All three surveys indicate there's no frontrunner in the very early hunt for the GOP presidential nomination in the state that votes first in the race for the White House. And former Arkansas Gov. Mike Huckabee narrowly tops the list of potential candidates in each poll.
The latest of the surveys comes from Loras College. According to their poll of 600 likely Republican voters in the Hawkeye State, 14.7% say if the 2016 GOP caucus was held today, Huckabee would be their first choice. The former Arkansas governor, a favorite of many social conservatives, won the state's 2008 Republican caucuses, which launched him towards victories in a bunch of other contests before bowing out to eventual nominee Sen. John McCain of Arizona. The Fox News Channel host sat out the 2012 campaign, but is now mulling another bid.

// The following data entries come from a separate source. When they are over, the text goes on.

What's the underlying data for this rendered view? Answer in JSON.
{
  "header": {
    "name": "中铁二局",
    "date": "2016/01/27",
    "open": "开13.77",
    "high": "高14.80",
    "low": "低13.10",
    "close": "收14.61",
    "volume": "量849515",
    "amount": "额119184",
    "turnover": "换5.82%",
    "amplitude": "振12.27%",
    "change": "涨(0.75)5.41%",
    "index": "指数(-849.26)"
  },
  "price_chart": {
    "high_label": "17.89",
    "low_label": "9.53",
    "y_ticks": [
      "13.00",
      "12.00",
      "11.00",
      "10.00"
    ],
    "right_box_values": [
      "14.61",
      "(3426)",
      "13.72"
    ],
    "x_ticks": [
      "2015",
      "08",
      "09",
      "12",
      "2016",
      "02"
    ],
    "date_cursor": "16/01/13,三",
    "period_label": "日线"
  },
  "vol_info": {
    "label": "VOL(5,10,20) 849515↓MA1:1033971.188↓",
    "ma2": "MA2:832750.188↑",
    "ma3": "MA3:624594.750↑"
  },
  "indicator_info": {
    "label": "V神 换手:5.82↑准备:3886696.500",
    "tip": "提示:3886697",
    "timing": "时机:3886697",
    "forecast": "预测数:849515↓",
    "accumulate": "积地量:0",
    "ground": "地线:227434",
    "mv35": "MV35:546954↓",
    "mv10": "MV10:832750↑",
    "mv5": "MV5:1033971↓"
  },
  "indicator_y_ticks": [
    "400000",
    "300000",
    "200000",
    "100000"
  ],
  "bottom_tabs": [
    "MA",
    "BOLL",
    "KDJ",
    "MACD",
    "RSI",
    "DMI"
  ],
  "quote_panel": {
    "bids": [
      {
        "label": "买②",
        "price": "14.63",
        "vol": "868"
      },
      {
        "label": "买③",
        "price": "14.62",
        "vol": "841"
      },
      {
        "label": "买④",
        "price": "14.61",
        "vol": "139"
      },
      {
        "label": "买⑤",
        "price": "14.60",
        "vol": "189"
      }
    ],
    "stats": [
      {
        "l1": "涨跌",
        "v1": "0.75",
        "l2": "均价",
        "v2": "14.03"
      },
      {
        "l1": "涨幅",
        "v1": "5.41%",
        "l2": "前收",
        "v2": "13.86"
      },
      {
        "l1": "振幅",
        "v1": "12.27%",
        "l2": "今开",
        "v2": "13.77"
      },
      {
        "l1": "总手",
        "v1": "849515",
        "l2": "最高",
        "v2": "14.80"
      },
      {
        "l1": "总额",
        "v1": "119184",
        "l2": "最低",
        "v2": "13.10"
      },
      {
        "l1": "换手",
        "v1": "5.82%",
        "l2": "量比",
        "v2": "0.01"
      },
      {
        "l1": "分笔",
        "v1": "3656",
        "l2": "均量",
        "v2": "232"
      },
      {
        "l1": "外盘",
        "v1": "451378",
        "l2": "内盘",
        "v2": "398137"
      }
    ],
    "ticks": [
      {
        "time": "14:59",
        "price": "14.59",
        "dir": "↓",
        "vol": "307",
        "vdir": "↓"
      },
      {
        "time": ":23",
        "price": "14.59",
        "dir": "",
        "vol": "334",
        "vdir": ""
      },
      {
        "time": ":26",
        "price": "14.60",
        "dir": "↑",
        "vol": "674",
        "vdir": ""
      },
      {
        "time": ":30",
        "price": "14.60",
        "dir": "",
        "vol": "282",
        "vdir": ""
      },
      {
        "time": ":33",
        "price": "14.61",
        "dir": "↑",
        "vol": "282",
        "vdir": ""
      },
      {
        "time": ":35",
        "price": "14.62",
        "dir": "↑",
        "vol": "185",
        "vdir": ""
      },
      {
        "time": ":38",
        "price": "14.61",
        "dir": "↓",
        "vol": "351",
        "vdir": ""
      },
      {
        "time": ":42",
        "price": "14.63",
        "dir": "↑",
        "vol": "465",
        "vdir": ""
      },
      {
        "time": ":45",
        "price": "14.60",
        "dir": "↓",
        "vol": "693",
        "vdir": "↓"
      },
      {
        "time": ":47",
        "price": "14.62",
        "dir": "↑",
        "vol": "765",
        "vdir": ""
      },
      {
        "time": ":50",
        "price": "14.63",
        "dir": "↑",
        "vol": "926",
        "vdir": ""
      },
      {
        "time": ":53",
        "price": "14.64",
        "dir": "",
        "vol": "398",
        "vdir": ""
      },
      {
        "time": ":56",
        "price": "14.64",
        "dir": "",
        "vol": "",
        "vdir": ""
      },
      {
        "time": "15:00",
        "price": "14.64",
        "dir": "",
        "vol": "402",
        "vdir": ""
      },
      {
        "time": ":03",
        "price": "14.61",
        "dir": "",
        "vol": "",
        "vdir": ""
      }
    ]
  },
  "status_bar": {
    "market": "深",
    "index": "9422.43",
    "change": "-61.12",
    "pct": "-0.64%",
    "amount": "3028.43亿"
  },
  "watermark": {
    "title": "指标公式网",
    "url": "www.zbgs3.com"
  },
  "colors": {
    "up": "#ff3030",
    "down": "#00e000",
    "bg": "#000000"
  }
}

The poll indicates former Florida Gov. Jeb Bush at 10.7%, followed by Sen. Rand Paul of Kentucky at 8.5%, Rep. Paul Ryan of Wisconsin, the 2012 Republican vice presidential nominee, at 8.3%, New Jersey Gov. Chris Christie at 8%, Sen. Ted Cruz of Texas at 6.2%, Sen. Marco Rubio of Florida, former Sen. Rick Santorum of Pennsylvania (a 2012 GOP presidential candidate), and Wisconsin Gov. Scott Walker each at 4.7%, and Texas Gov. Rick Perry (also a 2012 White House hopeful) at 3%. Everyone else tested in the survey, which was released Tuesday, was in the low single digits.
A Suffolk University poll of Iowa Republicans released last week also indicated a massive traffic jam among the potential GOP presidential contenders, with Hucakbee at 11%, followed by Paul and Bush each at 10%. Everyone else was in single digits.
Huckabee also narrowly topped a crowded field of possible candidates in a Republican-leaning WPA Opinion Research survey conducted at the end of March.
The results of the polls "show a wide-open race for Republicans in Iowa, with an opportunity for any number of candidates to catapult out of here on caucus night. For a candidate to do well here, they need to come to the state often, get to know Iowans and answer their questions, and work to turn out voters on a cold caucus night," said Iowa Republican strategist Tim Albrecht, who served as a top adviser to Gov. Terry Branstad.
CNN Political Editor Paul Steinhauser contributed to this story